Why are Americans betting on India? They must be seeing mainly business, and equally strategic, opportunities in India, and that it only goes to show that India has attained a position of importance which is based on its inherent strengths. This is indeed an exaggerated view of Indians of India.

There is no doubt that Americans are looking for strategic partners to fight their battles of global supremacy. During the Cold War, they used Pakistan as a prop though the offer was initially made to India. Pakistan has fallen off the map, as it were, and a liberalised India offers an attractive possibility of a partner. But India’s commitment to stand up for democracy in other parts of the world, at least in terms of rhetoric, is shaky. India is not ideologically committed to democracy like America and Europe, whatever their hypocrisies may be in practice.

It is believed in India that the Americans are now willing to share dual-technology products, and that Americans are willing to sell critical armaments to counter Chinese military aggression on the India-China Line of Actual Control. India cannot feel too reassured that to counter China it becomes dependent on American military support.

The argument that India provides an ideal alternative to American investments and manufacturing in China remains faulty, though it has become the favoured theme in Indian circles. Americans have multiple alternatives in Southeast Asia as well as in South Korea. And what the Indian software sector provides to contribute to the American economy, from India as well as in America, is valuable enough but India is still not the big stakeholder in the American economy. The Indian economy is much too small to make an impact, though we get reports of Indian enterprises in America are creating tens of thousands of jobs for the Americans and creating hundreds of millions of dollars’ worth of goods and services.

More important, India is not willing to be a part of any military alliance with the US and others. The Americans, Japanese and Australians would have been only too willing to change the Quad into a military grouping but for India’s reluctance. The key question that arises is whether India can enjoy the advantages of being part of the Western democratic club without accepting any military responsibility.

If the Americans are willing to share critical and emerging technologies with India, they are also looking for business and strategic advantages. India will have to play along if it wants the many things it expects from America.
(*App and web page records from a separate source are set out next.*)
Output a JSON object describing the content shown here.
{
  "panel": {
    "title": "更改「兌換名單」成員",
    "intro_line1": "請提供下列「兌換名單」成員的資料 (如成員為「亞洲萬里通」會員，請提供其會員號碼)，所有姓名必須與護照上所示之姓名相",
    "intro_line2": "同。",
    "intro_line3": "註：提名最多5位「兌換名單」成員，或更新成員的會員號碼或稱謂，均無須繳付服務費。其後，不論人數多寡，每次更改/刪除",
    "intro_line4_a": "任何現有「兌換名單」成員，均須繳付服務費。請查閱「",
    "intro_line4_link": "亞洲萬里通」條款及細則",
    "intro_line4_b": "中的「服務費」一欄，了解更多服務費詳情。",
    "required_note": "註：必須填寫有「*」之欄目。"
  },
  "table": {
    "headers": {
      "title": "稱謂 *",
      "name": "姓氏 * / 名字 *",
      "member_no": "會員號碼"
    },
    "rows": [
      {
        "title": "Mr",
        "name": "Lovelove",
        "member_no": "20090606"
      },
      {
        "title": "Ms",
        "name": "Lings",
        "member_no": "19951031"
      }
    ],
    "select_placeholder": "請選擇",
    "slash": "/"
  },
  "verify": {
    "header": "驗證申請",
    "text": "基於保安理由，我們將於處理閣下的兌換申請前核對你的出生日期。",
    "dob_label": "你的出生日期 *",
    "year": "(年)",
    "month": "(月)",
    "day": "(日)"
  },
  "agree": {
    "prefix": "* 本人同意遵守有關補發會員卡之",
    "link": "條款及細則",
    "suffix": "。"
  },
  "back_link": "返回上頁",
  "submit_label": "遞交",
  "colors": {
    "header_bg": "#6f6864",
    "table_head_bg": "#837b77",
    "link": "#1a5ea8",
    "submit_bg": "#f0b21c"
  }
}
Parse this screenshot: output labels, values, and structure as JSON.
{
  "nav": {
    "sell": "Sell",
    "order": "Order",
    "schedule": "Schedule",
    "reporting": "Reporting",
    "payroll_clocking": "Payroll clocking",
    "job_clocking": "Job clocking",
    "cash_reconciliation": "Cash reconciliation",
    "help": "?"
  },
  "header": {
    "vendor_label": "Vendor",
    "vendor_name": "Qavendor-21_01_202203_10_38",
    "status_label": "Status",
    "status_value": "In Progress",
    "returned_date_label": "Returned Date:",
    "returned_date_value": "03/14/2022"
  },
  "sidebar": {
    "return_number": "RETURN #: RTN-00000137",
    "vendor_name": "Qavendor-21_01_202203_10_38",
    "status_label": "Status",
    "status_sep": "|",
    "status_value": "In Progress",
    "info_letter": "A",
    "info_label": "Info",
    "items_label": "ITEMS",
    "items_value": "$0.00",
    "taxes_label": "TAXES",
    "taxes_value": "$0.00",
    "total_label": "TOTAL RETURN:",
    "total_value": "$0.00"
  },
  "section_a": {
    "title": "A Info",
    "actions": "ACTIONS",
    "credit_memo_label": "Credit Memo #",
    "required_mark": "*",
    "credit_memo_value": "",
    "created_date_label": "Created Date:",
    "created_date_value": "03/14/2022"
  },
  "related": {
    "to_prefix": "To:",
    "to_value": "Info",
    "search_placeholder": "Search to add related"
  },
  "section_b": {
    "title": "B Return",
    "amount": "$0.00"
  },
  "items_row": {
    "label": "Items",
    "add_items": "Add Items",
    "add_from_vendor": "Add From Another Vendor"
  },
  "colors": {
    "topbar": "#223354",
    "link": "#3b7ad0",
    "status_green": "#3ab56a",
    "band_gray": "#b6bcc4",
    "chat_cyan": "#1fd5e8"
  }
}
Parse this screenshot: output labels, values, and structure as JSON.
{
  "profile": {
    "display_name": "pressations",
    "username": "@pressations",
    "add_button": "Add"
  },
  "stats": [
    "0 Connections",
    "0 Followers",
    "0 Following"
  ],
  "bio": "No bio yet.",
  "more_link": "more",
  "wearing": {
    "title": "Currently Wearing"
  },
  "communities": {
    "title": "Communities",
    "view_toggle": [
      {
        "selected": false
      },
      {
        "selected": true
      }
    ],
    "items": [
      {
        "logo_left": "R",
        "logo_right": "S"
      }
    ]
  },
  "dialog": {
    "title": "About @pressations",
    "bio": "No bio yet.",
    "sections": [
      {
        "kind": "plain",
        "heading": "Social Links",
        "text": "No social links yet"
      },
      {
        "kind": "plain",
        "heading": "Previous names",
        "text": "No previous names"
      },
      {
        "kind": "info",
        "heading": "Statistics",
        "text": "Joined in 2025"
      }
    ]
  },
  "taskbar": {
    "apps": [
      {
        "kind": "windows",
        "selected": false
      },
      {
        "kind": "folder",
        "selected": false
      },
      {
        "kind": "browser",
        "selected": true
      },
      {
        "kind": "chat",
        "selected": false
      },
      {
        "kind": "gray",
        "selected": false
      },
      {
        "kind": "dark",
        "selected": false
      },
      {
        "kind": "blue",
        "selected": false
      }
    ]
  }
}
Of course, Indian’s leaders can keep under wraps the many commitments that India is asked to make to the US, and the strategy experts can explain away, rationalise, whatever India is forced to give in return for US investments and technology. But it becomes necessary for the people of India to demand to know the commitments India is making to the US as part of the strategic partnership. India’s leaders and pundits cannot pretend that India is getting whatever it needs from America and there are no price strings attached to it. There is nothing dishonourable for India to make its commitments in return for strategic technology. But it has to be in the open. Secrecy will be unfair to the people of America as well as to the people of India.

Western countries have played the game of giving to aid to developing countries as a goodwill gesture and nothing more, which was a lie. It is a give-and-take game. All that we are asking is that the terms should be fair and the terms should be in the open. Diplomatic fluff has to be cut out, and there should be straight talk about the advantages each side gains from any bargain or deal. Of course, the change is not going to happen easily. Popular pressure needs to be exerted on governments to be open. This is especially so when two democratic governments like India and the US join hands.

Tags: prime minister narendra modi, modi us visit, eam jaishankar